Nothing: Reference ranges are set up so that several percent of healthy folks have values outside at either end. If you are obviously sick, this high absolute monocyte count might steer your physician toward one of the granulomatous diseases, or they may be activated lymphocytes from a mild viral illness that were miscounted as monocytes. Don't fret over minor lab anomalies. ...Read more
Abnormal test result: In general, we know that any lab test has a "normal range", but that the results can change from day to day, or hour to hour. If you feel fine (no fevers, night sweats, unexplained weight loss) and the test was just done as a routine, then don't worry. It will likely be normal next time it is tested. If the test remains abnormal, the doctor will look into it further and run more tests. ...Read more
My monocyte level on last blood test had a value of 1.0 and was flagged as high. Should I be worried?
I just got results from a CBC with auto differential which indicated a high monocyte percentage of 13.5. Should I be concerned?
How high?: These are the absolute numbers. They mean nothing if the person isn't clinically sick or the numbers aren't way above the reference range (which is set so that several percent of folks fall outside at either end.) they are simply a clue to courses for the workup suggested by symptoms -- for example, night sweats plus very high monocytes whispers "tb", high eos whispers "hodgkin's". ...Read more
Follow up: My own MCV runs a bit low perhaps because I may carry a alpha-thal gene or two. If your daughter is borderline iron-deficient or has beta-thal minor (the two most likely possibilities), her pediatrician can tell you; both are worth knowing. I would draw no conclusion from a high monocyte absolute count or percentage. Thanks for asking. ...Read more
Infection: Elevated WBC count is usually a response to an infection. The elevated monocytes may mean that you have a chronic infection or an autoimmune condition.
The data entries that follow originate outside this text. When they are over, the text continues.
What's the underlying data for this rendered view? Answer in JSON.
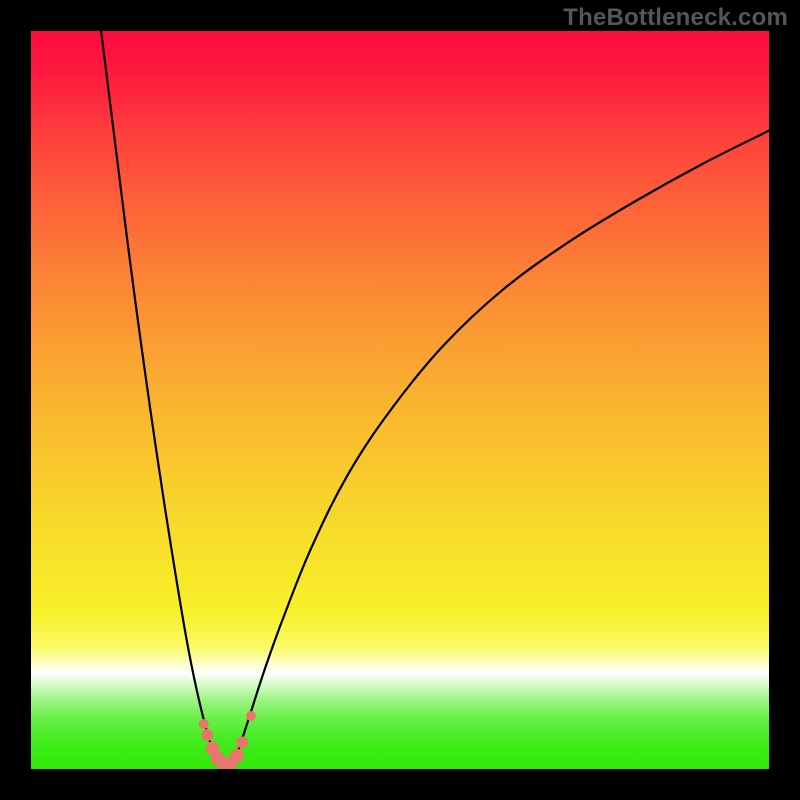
{
  "watermark": "TheBottleneck.com",
  "chart_data": {
    "type": "line",
    "title": "",
    "xlabel": "",
    "ylabel": "",
    "xlim": [
      0,
      100
    ],
    "ylim": [
      0,
      100
    ],
    "grid": false,
    "background": "rainbow-vertical-gradient",
    "series": [
      {
        "name": "left-curve",
        "x": [
          9.5,
          11,
          13,
          15,
          17,
          19,
          21,
          22.5,
          24,
          25,
          25.8
        ],
        "y": [
          100,
          88,
          72,
          57,
          43,
          30,
          18,
          10.5,
          4.5,
          1.8,
          0.6
        ]
      },
      {
        "name": "right-curve",
        "x": [
          27.2,
          28,
          29.5,
          31.5,
          34,
          38,
          43,
          49,
          56,
          64,
          73,
          82,
          91,
          100
        ],
        "y": [
          0.6,
          2.3,
          6.8,
          13,
          20,
          30,
          40,
          49,
          57.5,
          65,
          71.5,
          77,
          82,
          86.5
        ]
      },
      {
        "name": "valley-floor",
        "x": [
          25.8,
          27.2
        ],
        "y": [
          0.6,
          0.6
        ]
      }
    ],
    "markers": {
      "name": "valley-markers",
      "color": "#e9756c",
      "points": [
        {
          "x": 23.4,
          "y": 6.1,
          "r": 5
        },
        {
          "x": 23.9,
          "y": 4.6,
          "r": 6
        },
        {
          "x": 24.6,
          "y": 2.8,
          "r": 7
        },
        {
          "x": 25.3,
          "y": 1.4,
          "r": 7
        },
        {
          "x": 26.1,
          "y": 0.8,
          "r": 7
        },
        {
          "x": 27.0,
          "y": 0.8,
          "r": 7
        },
        {
          "x": 27.9,
          "y": 1.8,
          "r": 7
        },
        {
          "x": 28.6,
          "y": 3.6,
          "r": 6
        },
        {
          "x": 29.8,
          "y": 7.2,
          "r": 5
        }
      ]
    }
  }
}
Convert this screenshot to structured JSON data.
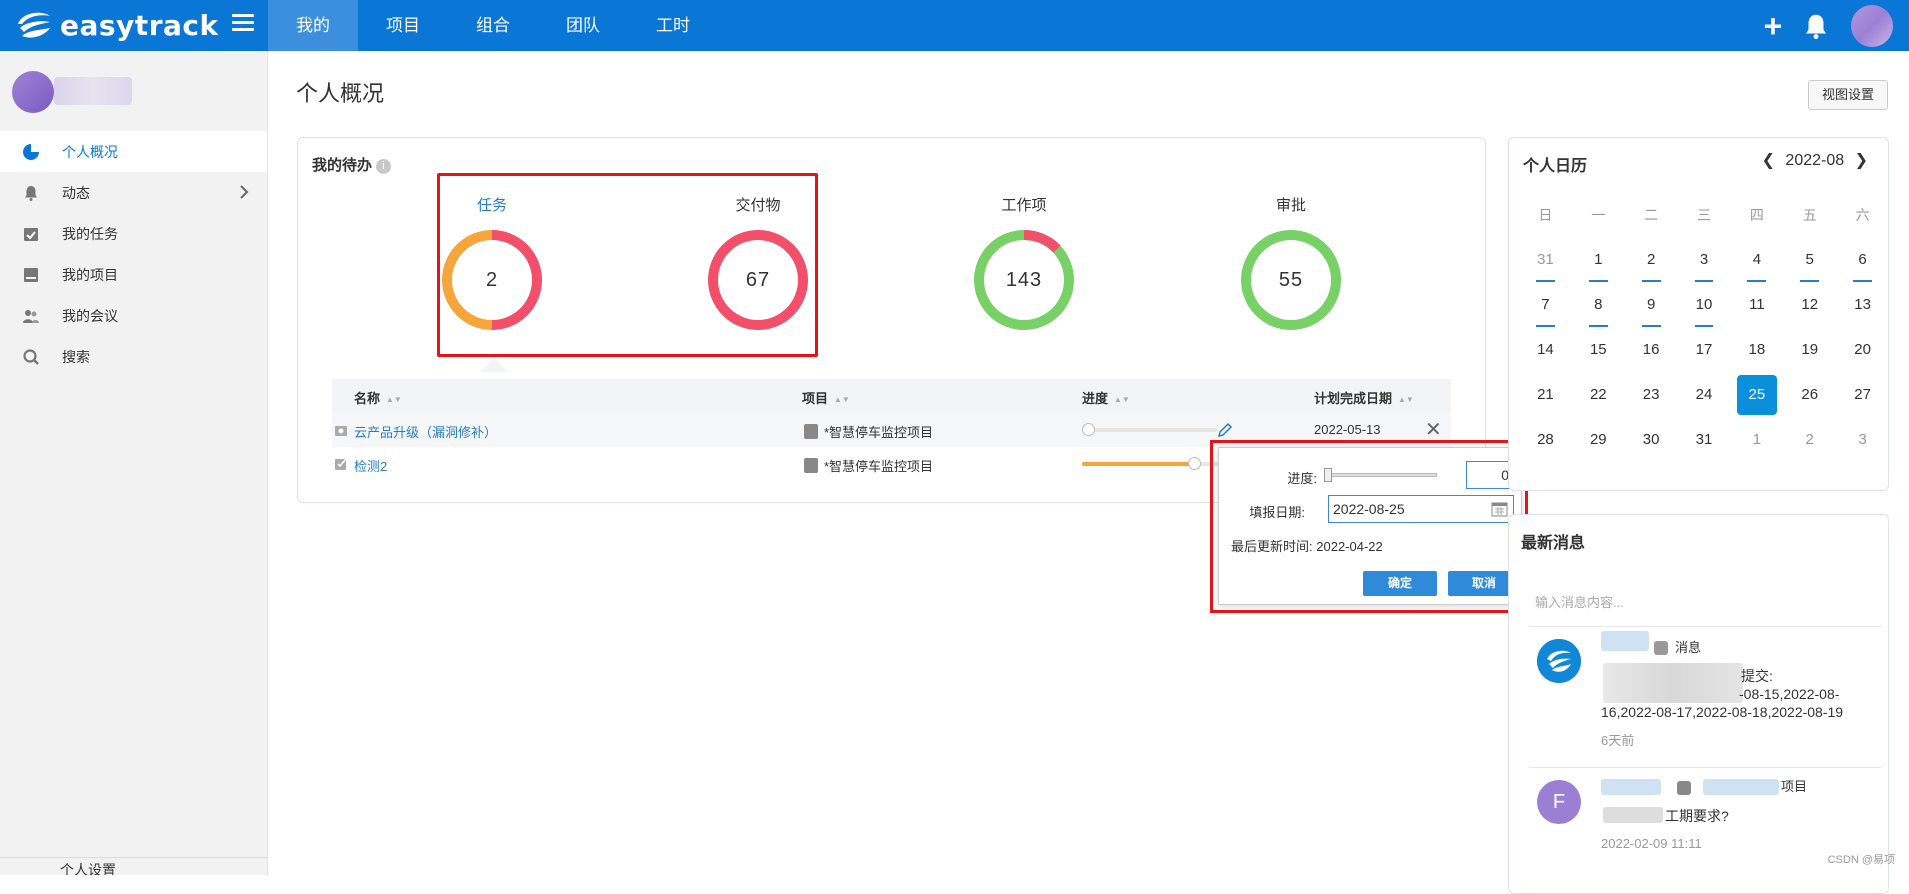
{
  "app": {
    "logo_text": "easytrack"
  },
  "nav": {
    "items": [
      "我的",
      "项目",
      "组合",
      "团队",
      "工时"
    ],
    "active_index": 0
  },
  "sidebar": {
    "items": [
      {
        "label": "个人概况",
        "icon": "pie-chart-icon",
        "active": true
      },
      {
        "label": "动态",
        "icon": "bell-icon"
      },
      {
        "label": "我的任务",
        "icon": "calendar-check-icon"
      },
      {
        "label": "我的项目",
        "icon": "project-icon"
      },
      {
        "label": "我的会议",
        "icon": "people-icon"
      },
      {
        "label": "搜索",
        "icon": "search-icon"
      }
    ],
    "bottom_label": "个人设置"
  },
  "page": {
    "title": "个人概况",
    "view_settings": "视图设置"
  },
  "todo": {
    "title": "我的待办",
    "stats": [
      {
        "label": "任务",
        "value": "2"
      },
      {
        "label": "交付物",
        "value": "67"
      },
      {
        "label": "工作项",
        "value": "143"
      },
      {
        "label": "审批",
        "value": "55"
      }
    ],
    "table": {
      "headers": [
        "名称",
        "项目",
        "进度",
        "计划完成日期"
      ],
      "rows": [
        {
          "name": "云产品升级（漏洞修补）",
          "project": "*智慧停车监控项目",
          "progress": 0,
          "due": "2022-05-13"
        },
        {
          "name": "检测2",
          "project": "*智慧停车监控项目",
          "progress": 0.8,
          "due": ""
        }
      ]
    }
  },
  "popup": {
    "progress_label": "进度:",
    "progress_value": "0",
    "date_label": "填报日期:",
    "date_value": "2022-08-25",
    "updated_label": "最后更新时间:",
    "updated_value": "2022-04-22",
    "ok": "确定",
    "cancel": "取消"
  },
  "calendar": {
    "title": "个人日历",
    "month": "2022-08",
    "weekdays": [
      "日",
      "一",
      "二",
      "三",
      "四",
      "五",
      "六"
    ],
    "weeks": [
      [
        "31",
        "1",
        "2",
        "3",
        "4",
        "5",
        "6"
      ],
      [
        "7",
        "8",
        "9",
        "10",
        "11",
        "12",
        "13"
      ],
      [
        "14",
        "15",
        "16",
        "17",
        "18",
        "19",
        "20"
      ],
      [
        "21",
        "22",
        "23",
        "24",
        "25",
        "26",
        "27"
      ],
      [
        "28",
        "29",
        "30",
        "31",
        "1",
        "2",
        "3"
      ]
    ],
    "selected": "25"
  },
  "messages": {
    "title": "最新消息",
    "input_placeholder": "输入消息内容...",
    "items": [
      {
        "tag": "消息",
        "text_1": "提交:",
        "text_2": "-08-15,2022-08-",
        "text_3": "16,2022-08-17,2022-08-18,2022-08-19",
        "time": "6天前"
      },
      {
        "avatar_letter": "F",
        "tag": "项目",
        "text_1": "工期要求?",
        "time": "2022-02-09 11:11"
      }
    ]
  },
  "watermark": "CSDN @易项",
  "colors": {
    "brand": "#0a77d6",
    "orange": "#f5a53a",
    "red": "#f2506a",
    "green": "#78d167",
    "annotation": "#e5141a"
  }
}
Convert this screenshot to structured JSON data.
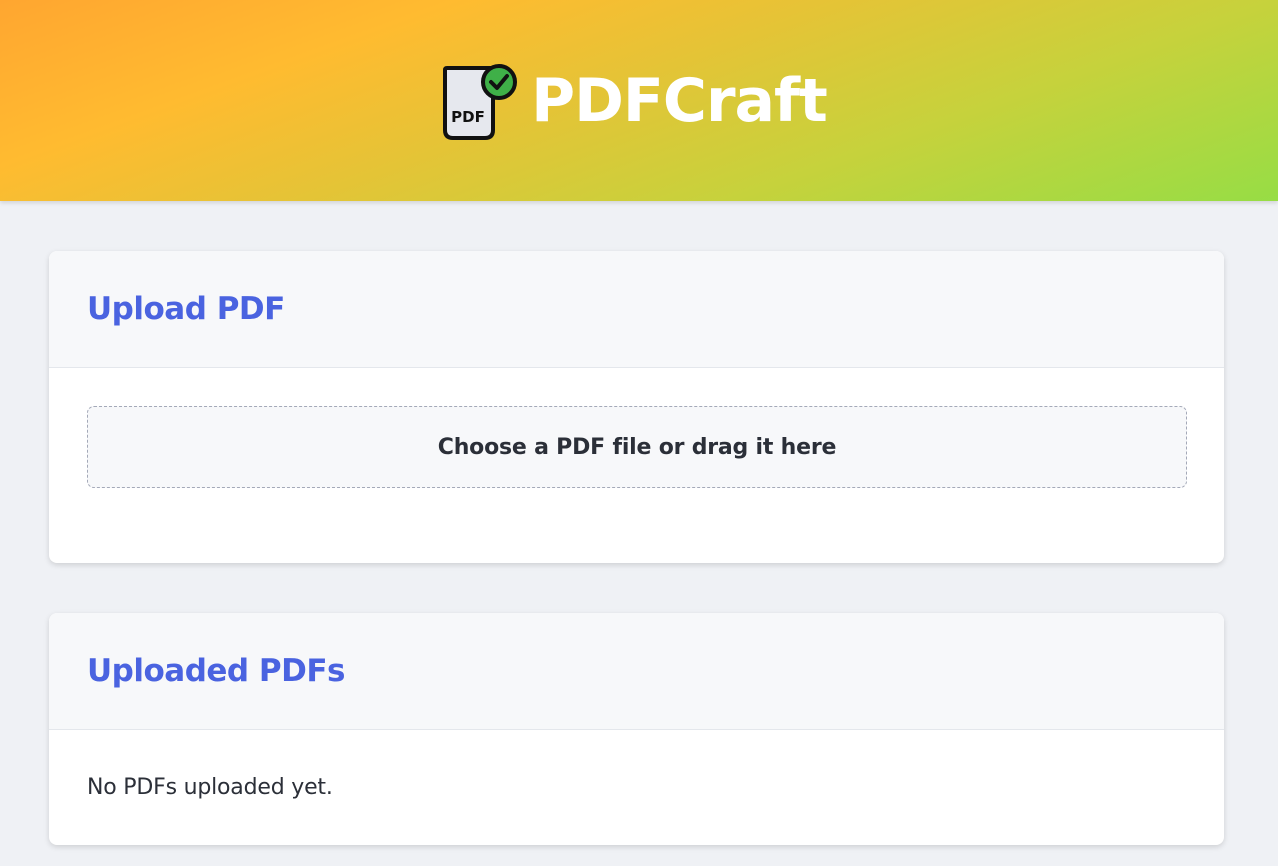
{
  "header": {
    "title": "PDFCraft",
    "logo": {
      "icon": "pdf-check-icon",
      "text": "PDF"
    }
  },
  "upload": {
    "title": "Upload PDF",
    "dropzone_label": "Choose a PDF file or drag it here"
  },
  "uploaded": {
    "title": "Uploaded PDFs",
    "empty_message": "No PDFs uploaded yet."
  },
  "colors": {
    "accent": "#4a63e0",
    "header_gradient_start": "#ffa630",
    "header_gradient_end": "#97dd45",
    "check_badge": "#3fb048",
    "background": "#eff1f5"
  }
}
You are taking methylprednisolone which is also used to treat the symptoms of an autoimmune condition so the elevated monocytes may be due to the condition that you are taken that med for. Check with your doctor. ...Read more
Yes most likely!: If there are no symptoms at all this is unlikely to suggest something serious ...Read more
Monocytes - How high? Slight elevation is not meaningful. You should discuss it with the doctor who ordered the test.
Pneumonia- It depends on the cause of pneumonia, underlying lung disease, immune status and treatment given. Under favorable circumstances a person should recover in less than a week.
For good health - Have a diet rich in fresh vegetables, fruits, whole grains, milk and milk products, nuts, beans, legumes, lentils and small amounts of lean meats. Avoid saturated fats. Drink enough water daily, so that your urine is mostly colorless. Exercise at least 150 minutes/week and increase the intensity of exercise gradually. Do not use tobacco, alcohol, weed or street drugs in any form.
Practice safe sex.
Get HPV vaccine. ...Read more
My 7 year old son had bloodwork done two weeks ago and his monocyte levels were high. Could this be from undiagnosed mono?
Maybe: Monocytes are best known in the general public as elevated during "mono", but mono is a viral illness and monocytes can be up in several different ones. It is not specific to that diagnosis. There are more specific only mono tests that can be done on blood, but are not usually ordered unless that is suspected. ...Read more
Yes in some blood ca: Only in some of the blood cancers (leukemias). But there would be some accompanying other blood abnormalities like low hemoglobin or low platelet counts. Your doctor can explain it better if you ask. ...Read more